(Last Updated on : 12/09/2019)
The Indian Councils Act of 1861 established representative Government in India on the model of the Government prevalent in England. The Act was passed by British
Parliament on 1st August 1861 to make substantial changes in the composition of the Governor General
's council for executive and legislative purposes. The most significant feature of this Act was the association of Indians with the legislation work. By the Act of 1861, it was declared that in the colonial Representative Assemblies there would be the discussions on the financial matters and taxation.
Formation of The Indian Councils Act of 1861
The Act for the better Government of India
in the year 1858 led to the introduction of several significant changes in the Home Government. But these changes had nothing to do with the administrative set up of India. There was a strong feeling that there were sweeping changes in the Constitution of India
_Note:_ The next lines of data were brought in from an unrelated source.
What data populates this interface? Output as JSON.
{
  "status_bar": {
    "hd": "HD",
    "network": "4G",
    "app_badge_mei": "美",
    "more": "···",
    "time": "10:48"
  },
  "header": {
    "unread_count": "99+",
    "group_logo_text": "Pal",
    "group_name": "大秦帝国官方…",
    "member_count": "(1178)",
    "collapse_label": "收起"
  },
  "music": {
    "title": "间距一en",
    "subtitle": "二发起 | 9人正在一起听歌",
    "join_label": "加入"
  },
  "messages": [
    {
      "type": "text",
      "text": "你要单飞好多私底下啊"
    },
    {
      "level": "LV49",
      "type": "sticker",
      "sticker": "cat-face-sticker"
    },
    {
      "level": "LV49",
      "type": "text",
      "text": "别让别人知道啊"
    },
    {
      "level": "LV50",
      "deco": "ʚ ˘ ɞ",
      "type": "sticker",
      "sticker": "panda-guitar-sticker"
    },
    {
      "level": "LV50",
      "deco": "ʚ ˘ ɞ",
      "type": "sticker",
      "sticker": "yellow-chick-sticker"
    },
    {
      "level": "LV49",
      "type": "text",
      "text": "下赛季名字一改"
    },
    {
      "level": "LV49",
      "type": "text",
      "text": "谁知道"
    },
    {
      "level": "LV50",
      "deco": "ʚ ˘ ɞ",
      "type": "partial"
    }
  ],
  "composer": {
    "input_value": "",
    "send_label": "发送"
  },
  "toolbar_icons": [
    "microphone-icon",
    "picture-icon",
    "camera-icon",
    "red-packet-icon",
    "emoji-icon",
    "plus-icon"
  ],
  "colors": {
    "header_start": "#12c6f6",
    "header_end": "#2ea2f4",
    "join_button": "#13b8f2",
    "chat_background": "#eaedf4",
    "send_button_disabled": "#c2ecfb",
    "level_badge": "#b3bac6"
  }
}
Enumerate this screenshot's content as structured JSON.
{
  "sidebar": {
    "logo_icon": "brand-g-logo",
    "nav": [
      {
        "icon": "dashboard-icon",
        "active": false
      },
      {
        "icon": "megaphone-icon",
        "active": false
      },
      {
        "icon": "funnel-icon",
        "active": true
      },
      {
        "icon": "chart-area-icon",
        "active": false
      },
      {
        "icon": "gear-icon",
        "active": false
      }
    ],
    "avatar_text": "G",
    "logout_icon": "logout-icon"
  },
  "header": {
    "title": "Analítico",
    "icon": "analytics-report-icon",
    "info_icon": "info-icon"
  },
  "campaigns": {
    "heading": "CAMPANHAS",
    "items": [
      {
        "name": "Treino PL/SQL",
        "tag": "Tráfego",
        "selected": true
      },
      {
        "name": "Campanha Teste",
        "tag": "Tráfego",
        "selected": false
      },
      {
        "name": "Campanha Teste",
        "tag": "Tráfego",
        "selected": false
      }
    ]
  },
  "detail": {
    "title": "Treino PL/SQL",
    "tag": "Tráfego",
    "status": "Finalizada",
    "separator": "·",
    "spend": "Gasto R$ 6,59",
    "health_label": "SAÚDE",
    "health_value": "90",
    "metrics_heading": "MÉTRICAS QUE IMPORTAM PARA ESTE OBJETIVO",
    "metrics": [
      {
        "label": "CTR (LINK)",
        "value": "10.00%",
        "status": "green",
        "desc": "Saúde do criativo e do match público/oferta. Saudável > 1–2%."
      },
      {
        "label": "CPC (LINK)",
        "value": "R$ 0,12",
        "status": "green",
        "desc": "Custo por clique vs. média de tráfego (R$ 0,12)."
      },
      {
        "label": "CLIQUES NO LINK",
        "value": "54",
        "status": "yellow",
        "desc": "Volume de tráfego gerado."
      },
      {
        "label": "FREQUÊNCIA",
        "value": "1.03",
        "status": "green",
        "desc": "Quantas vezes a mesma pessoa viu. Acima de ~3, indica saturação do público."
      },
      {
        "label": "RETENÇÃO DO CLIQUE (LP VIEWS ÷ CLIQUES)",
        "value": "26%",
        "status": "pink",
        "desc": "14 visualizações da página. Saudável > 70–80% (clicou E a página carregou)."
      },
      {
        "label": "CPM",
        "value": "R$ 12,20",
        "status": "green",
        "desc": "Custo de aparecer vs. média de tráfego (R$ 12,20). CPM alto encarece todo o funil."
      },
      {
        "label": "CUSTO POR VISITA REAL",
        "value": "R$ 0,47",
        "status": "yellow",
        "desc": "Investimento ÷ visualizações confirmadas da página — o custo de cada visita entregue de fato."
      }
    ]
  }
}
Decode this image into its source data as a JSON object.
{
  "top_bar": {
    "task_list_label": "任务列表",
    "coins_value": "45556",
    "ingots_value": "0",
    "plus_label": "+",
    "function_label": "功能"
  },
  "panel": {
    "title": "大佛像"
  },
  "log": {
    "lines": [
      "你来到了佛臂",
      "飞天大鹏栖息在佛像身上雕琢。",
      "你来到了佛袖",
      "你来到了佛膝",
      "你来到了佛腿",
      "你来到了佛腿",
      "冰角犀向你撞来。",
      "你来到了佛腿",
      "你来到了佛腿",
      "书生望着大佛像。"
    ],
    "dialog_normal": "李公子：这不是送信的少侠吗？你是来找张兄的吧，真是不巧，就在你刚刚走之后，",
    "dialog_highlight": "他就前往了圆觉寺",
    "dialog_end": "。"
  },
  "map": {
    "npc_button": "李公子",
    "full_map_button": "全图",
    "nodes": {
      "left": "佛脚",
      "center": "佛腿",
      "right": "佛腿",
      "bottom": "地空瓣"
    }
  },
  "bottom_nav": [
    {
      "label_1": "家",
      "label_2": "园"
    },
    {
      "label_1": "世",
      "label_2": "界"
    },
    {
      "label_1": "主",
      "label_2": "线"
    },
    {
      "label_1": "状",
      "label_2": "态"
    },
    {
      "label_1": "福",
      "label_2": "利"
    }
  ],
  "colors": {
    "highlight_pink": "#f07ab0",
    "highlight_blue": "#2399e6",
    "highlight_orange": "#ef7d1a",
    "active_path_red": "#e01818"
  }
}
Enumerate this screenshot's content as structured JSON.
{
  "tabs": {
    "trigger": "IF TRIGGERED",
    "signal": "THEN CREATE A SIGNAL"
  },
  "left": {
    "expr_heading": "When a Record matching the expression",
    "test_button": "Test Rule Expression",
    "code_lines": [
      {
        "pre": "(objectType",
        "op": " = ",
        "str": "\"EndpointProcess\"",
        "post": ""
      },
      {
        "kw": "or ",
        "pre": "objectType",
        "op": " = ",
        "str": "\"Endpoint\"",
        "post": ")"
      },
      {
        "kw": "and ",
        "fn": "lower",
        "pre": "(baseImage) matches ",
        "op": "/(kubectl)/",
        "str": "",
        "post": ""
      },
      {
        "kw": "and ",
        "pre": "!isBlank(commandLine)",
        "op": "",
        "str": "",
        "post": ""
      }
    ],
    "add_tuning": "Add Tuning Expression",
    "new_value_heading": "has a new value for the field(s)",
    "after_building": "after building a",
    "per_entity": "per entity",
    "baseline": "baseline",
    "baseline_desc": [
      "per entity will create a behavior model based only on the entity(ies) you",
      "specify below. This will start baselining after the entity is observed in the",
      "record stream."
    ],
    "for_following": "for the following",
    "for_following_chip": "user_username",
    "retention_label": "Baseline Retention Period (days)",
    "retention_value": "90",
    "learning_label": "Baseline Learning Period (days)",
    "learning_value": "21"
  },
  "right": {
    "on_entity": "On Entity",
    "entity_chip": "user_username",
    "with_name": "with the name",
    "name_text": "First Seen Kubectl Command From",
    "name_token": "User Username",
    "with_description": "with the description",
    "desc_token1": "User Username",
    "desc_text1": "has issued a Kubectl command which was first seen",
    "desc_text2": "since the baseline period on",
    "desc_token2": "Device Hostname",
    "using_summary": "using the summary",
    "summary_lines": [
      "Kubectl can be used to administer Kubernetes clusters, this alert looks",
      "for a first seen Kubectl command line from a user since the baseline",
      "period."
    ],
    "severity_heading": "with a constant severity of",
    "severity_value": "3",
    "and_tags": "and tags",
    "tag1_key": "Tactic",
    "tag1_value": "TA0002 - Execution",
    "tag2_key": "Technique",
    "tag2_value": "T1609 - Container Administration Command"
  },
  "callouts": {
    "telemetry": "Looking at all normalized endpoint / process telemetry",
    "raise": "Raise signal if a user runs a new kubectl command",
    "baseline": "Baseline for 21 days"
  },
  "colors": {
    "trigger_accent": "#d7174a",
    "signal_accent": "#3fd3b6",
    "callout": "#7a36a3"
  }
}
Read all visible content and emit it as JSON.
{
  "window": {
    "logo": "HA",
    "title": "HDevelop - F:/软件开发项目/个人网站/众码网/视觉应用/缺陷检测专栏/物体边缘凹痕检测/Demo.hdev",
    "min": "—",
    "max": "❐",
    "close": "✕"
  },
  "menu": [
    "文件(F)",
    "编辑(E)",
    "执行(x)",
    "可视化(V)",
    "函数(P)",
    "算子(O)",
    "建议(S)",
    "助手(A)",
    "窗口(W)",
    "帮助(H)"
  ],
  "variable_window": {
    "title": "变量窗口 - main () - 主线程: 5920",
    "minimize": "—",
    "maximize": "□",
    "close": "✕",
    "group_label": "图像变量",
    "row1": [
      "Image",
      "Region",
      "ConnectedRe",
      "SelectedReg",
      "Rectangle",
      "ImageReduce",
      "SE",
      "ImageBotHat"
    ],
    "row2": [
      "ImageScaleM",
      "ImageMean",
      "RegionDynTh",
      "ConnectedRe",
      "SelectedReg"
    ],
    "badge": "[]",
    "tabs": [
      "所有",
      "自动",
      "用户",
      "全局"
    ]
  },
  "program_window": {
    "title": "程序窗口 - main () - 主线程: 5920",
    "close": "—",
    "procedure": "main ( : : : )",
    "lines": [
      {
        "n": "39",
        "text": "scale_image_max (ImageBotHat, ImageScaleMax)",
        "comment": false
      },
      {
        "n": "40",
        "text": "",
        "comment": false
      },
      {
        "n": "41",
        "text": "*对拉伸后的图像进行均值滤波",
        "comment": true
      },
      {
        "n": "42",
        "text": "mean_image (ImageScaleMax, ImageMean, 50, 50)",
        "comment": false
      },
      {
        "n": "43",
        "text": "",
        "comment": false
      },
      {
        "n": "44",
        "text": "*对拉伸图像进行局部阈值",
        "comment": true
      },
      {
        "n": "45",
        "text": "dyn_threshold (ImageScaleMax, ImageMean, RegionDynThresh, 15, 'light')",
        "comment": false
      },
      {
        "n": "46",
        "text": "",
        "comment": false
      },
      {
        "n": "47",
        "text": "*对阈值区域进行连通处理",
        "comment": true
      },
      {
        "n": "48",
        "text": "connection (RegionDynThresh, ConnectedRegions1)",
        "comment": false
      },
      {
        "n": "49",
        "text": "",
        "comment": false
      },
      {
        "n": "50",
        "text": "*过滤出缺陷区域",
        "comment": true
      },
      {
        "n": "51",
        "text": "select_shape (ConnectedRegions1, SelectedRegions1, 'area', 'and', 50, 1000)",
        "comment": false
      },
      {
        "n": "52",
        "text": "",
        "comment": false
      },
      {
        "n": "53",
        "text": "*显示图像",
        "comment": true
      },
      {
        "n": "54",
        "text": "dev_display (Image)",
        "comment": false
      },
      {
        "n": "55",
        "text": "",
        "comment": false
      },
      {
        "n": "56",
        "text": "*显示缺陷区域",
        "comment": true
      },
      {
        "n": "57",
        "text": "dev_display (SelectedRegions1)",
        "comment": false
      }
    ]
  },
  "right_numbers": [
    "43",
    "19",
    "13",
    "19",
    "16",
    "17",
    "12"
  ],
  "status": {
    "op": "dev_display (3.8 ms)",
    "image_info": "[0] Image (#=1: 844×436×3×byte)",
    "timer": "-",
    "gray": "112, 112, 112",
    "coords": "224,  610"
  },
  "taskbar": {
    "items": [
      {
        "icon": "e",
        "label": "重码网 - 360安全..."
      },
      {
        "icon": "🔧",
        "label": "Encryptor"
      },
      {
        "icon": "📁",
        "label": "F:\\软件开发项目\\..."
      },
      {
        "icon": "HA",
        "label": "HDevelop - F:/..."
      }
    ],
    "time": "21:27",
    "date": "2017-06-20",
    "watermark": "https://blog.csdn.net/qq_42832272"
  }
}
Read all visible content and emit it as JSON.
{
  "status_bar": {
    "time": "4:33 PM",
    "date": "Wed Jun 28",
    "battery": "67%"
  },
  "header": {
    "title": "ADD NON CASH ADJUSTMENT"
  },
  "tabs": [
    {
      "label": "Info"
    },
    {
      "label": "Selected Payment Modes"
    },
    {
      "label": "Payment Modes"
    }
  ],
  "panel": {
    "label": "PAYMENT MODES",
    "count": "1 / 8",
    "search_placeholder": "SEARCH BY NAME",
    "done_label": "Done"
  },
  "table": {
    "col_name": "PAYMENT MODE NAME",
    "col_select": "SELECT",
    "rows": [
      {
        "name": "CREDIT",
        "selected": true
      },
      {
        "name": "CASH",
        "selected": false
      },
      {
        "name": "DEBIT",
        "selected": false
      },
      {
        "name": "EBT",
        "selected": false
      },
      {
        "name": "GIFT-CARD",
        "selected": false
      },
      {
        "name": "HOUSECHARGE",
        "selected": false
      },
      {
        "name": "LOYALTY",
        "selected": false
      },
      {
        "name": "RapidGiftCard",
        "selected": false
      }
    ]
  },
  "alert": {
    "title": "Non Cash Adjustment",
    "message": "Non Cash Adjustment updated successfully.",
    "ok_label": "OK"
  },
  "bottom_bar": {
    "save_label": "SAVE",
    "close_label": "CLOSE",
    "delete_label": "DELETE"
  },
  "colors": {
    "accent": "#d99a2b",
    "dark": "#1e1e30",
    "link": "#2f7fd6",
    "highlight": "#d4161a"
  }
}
after the great crisis of 1857-58. Apart from these there were several others reasons, which necessitated the changes of the Constitution of India. The Charter Act of 1833 had centralized the legislative procedures. The Legislative council (Center) had the sole authority to legislate and passing decrees and implementing them for whole of the Country. The workings of the Legislative Council set up by the Charter Acts of 1833
, were not fulfilled properly. The council had become a sort of debating society or a Parliament
on a small scale. It had claimed all the functions and privileges of the representative body. Trying to act as an independent legislature, it did not work properly with the Home Government. In such circumstances, after an exchange of views between the Home Government and the Government of India, the first Council Act was passed in 1861.
Authorities of The Indian Councils Act of 1861
The Act empowered the Governor-General to make rules for more convenient transactions of business in the Council. This power was used by Lord Canning
to introduce the portfolio system in the Government of India. Up to that time theoretically it was the rule that the Government of India was the Government by entire body of the executive council. As a result all the official papers had to be brought to the notice of the members of the council. By the provisions declared by the Council Act of 1861, Canning divided the Government between the members of the Council. In this way the foundations of the Cabinet Government in India were established. It had been declared through this Act that each branch of administration had its spokesman and head in the Government, who was responsible for its administration and defence. Under the new system the daily matters of administration were placed by the member-in-charge. In cases of important matters, the member concerned presented the matters before the Governor General and decided in consultation with him. The decentralization of business undoubtedly made for efficiency but it was not achieved however.
The Indian Councils Act of 1861 also introduced reforms in the legislative purpose. For the convenience of legislation, the viceroy's executive council was expanded by the addition of members. It was declared that the additional members should not be less than 6 and not more than 12. These members were directly nominated by the Governor General, who held their office for tenure of 2 years. It was made obligatory that not less than half of the members were the non-official member. The Council Act of 1861 made no statutory provisions for the admissions of the Indians. However in actuality some of the non-official seats were offered to the natives of high rank. The functions of the Legislative council were declared strictly to be confined only with the legislative affairs. It would have no control over the administration, finance or the right of interpellation.
The Indian Councils Act of 1861 restored the legislative powers of making and amending laws to the provinces of Madras (Chennai
) and Bombay (Mumbai
). However, no laws passed by the provincial councils were to be valid until those receive the assent of the Governor General. Further in certain matters, the prior approval of the Governor General was made obligatory. Following the provisions declared by the Councils Act of 1861, legislative council was established in Bengal
, the North Western Provinces and Punjab
in the years 1862, 1886 and 1889. Moreover, the Governor General was empowered by the Acts of 1861, to issue without the concurrence of the Legislative Council, ordinances, which were not to remain in force for more than 6 months.
Significance of The Indian Councils Act of 1861
The significance of the Indian Councils Act of 1861 lies in the fact that it laid down the gradual construction and consolidation of the mechanical framework of the Government. The Indian Councils Act of 1861was institutionalized to serve the necessities of co-operation of Indians in the administration of the country. Due to this Act, three separate presidencies were brought into a common system. The legislative and the administrative authority of the Governor-General-in-Council was asserted over all the provinces and extended to all the inhabitants. By this act the local needs and the growth of the local knowledge were emphasized.
The Act of 1861 vested the legislative authority in the Governments of Bombay and Madras. It also laid the provision for the creation of similar legislative council in other provinces too. As a result it laid the foundation of legislative devolution culminating in the grants of autonomy to the provinces by the Government of India Act, 1935
. However it should be noted that by the Council Act of 1861, no attempts were made to demarcate the jurisdiction of the Central and the Local Legislature as in the federal constitution.
The character of the Legislative Councils established by the Act of 1861was not fulfilled properly. The legislative Councils could not function like the true legislatures neither in the composition nor in the function. Thus, the Indian Council Act of 1861 led widespread public disaffection and agitation.